→ **Your goal**
All of the records that follow need to be copied word for word, without the pictures.

→ **Available data**
——————————
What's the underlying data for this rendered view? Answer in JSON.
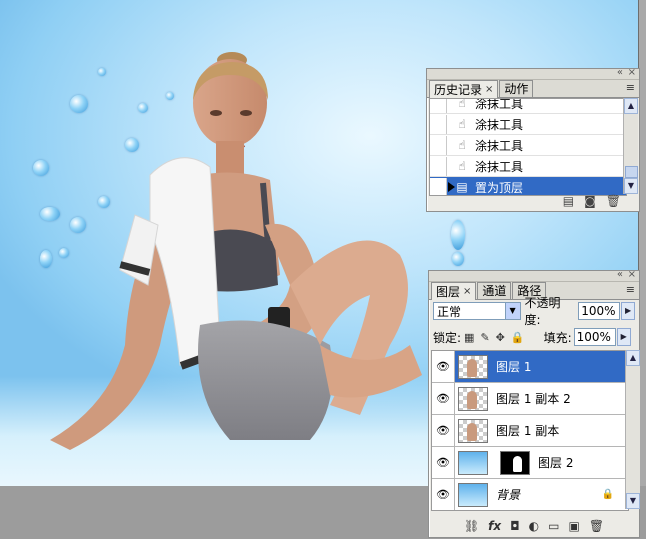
{
  "history_panel": {
    "tabs": [
      {
        "label": "历史记录",
        "close": "×"
      },
      {
        "label": "动作"
      }
    ],
    "menu_glyph": "≡",
    "items": [
      {
        "label": "涂抹工具",
        "icon": "smudge-tool-icon"
      },
      {
        "label": "涂抹工具",
        "icon": "smudge-tool-icon"
      },
      {
        "label": "涂抹工具",
        "icon": "smudge-tool-icon"
      },
      {
        "label": "涂抹工具",
        "icon": "smudge-tool-icon"
      },
      {
        "label": "置为顶层",
        "icon": "layer-order-icon",
        "selected": true
      }
    ],
    "footer_icons": [
      "new-document-from-state-icon",
      "new-snapshot-icon",
      "delete-icon"
    ]
  },
  "layers_panel": {
    "tabs": [
      {
        "label": "图层",
        "close": "×"
      },
      {
        "label": "通道"
      },
      {
        "label": "路径"
      }
    ],
    "menu_glyph": "≡",
    "blend_mode": "正常",
    "opacity_label": "不透明度:",
    "opacity_value": "100%",
    "lock_label": "锁定:",
    "fill_label": "填充:",
    "fill_value": "100%",
    "layers": [
      {
        "name": "图层 1",
        "thumb": "checker-figure",
        "selected": true
      },
      {
        "name": "图层 1 副本 2",
        "thumb": "checker-figure"
      },
      {
        "name": "图层 1 副本",
        "thumb": "checker-figure"
      },
      {
        "name": "图层 2",
        "thumb": "sky",
        "has_mask": true
      },
      {
        "name": "背景",
        "thumb": "sky",
        "locked": true
      }
    ],
    "footer_icons": [
      "link-layers-icon",
      "fx-icon",
      "add-mask-icon",
      "adjustment-layer-icon",
      "new-group-icon",
      "new-layer-icon",
      "delete-layer-icon"
    ]
  },
  "colors": {
    "selection": "#316ac5",
    "panel_bg": "#ecebe6",
    "workspace": "#9c9c9c"
  }
}
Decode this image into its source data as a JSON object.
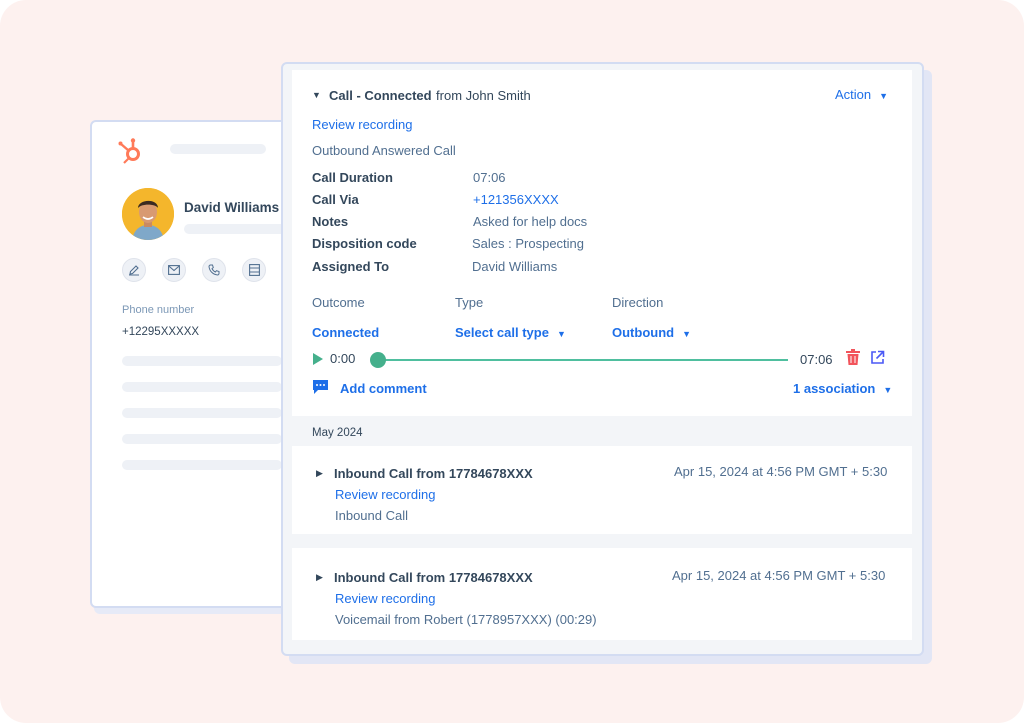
{
  "contact": {
    "name": "David Williams",
    "phone_label": "Phone number",
    "phone_value": "+12295XXXXX"
  },
  "call": {
    "title_strong": "Call - Connected",
    "title_rest": "from John Smith",
    "action_label": "Action",
    "review_label": "Review recording",
    "subtitle": "Outbound Answered Call",
    "details": [
      {
        "label": "Call Duration",
        "value": "07:06"
      },
      {
        "label": "Call Via",
        "value": "+121356XXXX"
      },
      {
        "label": "Notes",
        "value": "Asked for help docs"
      },
      {
        "label": "Disposition code",
        "value": "Sales : Prospecting"
      },
      {
        "label": "Assigned To",
        "value": "David Williams"
      }
    ],
    "fields": {
      "outcome_label": "Outcome",
      "outcome_value": "Connected",
      "type_label": "Type",
      "type_value": "Select call type",
      "direction_label": "Direction",
      "direction_value": "Outbound"
    },
    "player": {
      "current": "0:00",
      "total": "07:06",
      "progress": 0
    },
    "add_comment": "Add comment",
    "association": "1 association"
  },
  "month": "May 2024",
  "logs": [
    {
      "title": "Inbound Call from 17784678XXX",
      "timestamp": "Apr 15, 2024 at 4:56 PM GMT + 5:30",
      "review": "Review recording",
      "subtitle": "Inbound Call"
    },
    {
      "title": "Inbound Call from 17784678XXX",
      "timestamp": "Apr 15, 2024 at 4:56 PM GMT + 5:30",
      "review": "Review recording",
      "subtitle": "Voicemail from Robert (1778957XXX) (00:29)"
    }
  ],
  "colors": {
    "accent": "#1e6fe8",
    "progress": "#4fbf9f",
    "hubspot": "#ff7a59",
    "delete": "#f2545b",
    "avatar_bg": "#f4b62c"
  }
}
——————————
→ **Response below**
What's the underlying data for this rendered view? Answer in JSON.
{
  "history_panel": {
    "tabs": [
      {
        "label": "历史记录",
        "close": "×"
      },
      {
        "label": "动作"
      }
    ],
    "menu_glyph": "≡",
    "items": [
      {
        "label": "涂抹工具",
        "icon": "smudge-tool-icon"
      },
      {
        "label": "涂抹工具",
        "icon": "smudge-tool-icon"
      },
      {
        "label": "涂抹工具",
        "icon": "smudge-tool-icon"
      },
      {
        "label": "涂抹工具",
        "icon": "smudge-tool-icon"
      },
      {
        "label": "置为顶层",
        "icon": "layer-order-icon",
        "selected": true
      }
    ],
    "footer_icons": [
      "new-document-from-state-icon",
      "new-snapshot-icon",
      "delete-icon"
    ]
  },
  "layers_panel": {
    "tabs": [
      {
        "label": "图层",
        "close": "×"
      },
      {
        "label": "通道"
      },
      {
        "label": "路径"
      }
    ],
    "menu_glyph": "≡",
    "blend_mode": "正常",
    "opacity_label": "不透明度:",
    "opacity_value": "100%",
    "lock_label": "锁定:",
    "fill_label": "填充:",
    "fill_value": "100%",
    "layers": [
      {
        "name": "图层 1",
        "thumb": "checker-figure",
        "selected": true
      },
      {
        "name": "图层 1 副本 2",
        "thumb": "checker-figure"
      },
      {
        "name": "图层 1 副本",
        "thumb": "checker-figure"
      },
      {
        "name": "图层 2",
        "thumb": "sky",
        "has_mask": true
      },
      {
        "name": "背景",
        "thumb": "sky",
        "locked": true
      }
    ],
    "footer_icons": [
      "link-layers-icon",
      "fx-icon",
      "add-mask-icon",
      "adjustment-layer-icon",
      "new-group-icon",
      "new-layer-icon",
      "delete-layer-icon"
    ]
  },
  "colors": {
    "selection": "#316ac5",
    "panel_bg": "#ecebe6",
    "workspace": "#9c9c9c"
  }
}
Decode this image into its source data as a JSON object.
{
  "contact": {
    "name": "David Williams",
    "phone_label": "Phone number",
    "phone_value": "+12295XXXXX"
  },
  "call": {
    "title_strong": "Call - Connected",
    "title_rest": "from John Smith",
    "action_label": "Action",
    "review_label": "Review recording",
    "subtitle": "Outbound Answered Call",
    "details": [
      {
        "label": "Call Duration",
        "value": "07:06"
      },
      {
        "label": "Call Via",
        "value": "+121356XXXX"
      },
      {
        "label": "Notes",
        "value": "Asked for help docs"
      },
      {
        "label": "Disposition code",
        "value": "Sales : Prospecting"
      },
      {
        "label": "Assigned To",
        "value": "David Williams"
      }
    ],
    "fields": {
      "outcome_label": "Outcome",
      "outcome_value": "Connected",
      "type_label": "Type",
      "type_value": "Select call type",
      "direction_label": "Direction",
      "direction_value": "Outbound"
    },
    "player": {
      "current": "0:00",
      "total": "07:06",
      "progress": 0
    },
    "add_comment": "Add comment",
    "association": "1 association"
  },
  "month": "May 2024",
  "logs": [
    {
      "title": "Inbound Call from 17784678XXX",
      "timestamp": "Apr 15, 2024 at 4:56 PM GMT + 5:30",
      "review": "Review recording",
      "subtitle": "Inbound Call"
    },
    {
      "title": "Inbound Call from 17784678XXX",
      "timestamp": "Apr 15, 2024 at 4:56 PM GMT + 5:30",
      "review": "Review recording",
      "subtitle": "Voicemail from Robert (1778957XXX) (00:29)"
    }
  ],
  "colors": {
    "accent": "#1e6fe8",
    "progress": "#4fbf9f",
    "hubspot": "#ff7a59",
    "delete": "#f2545b",
    "avatar_bg": "#f4b62c"
  }
}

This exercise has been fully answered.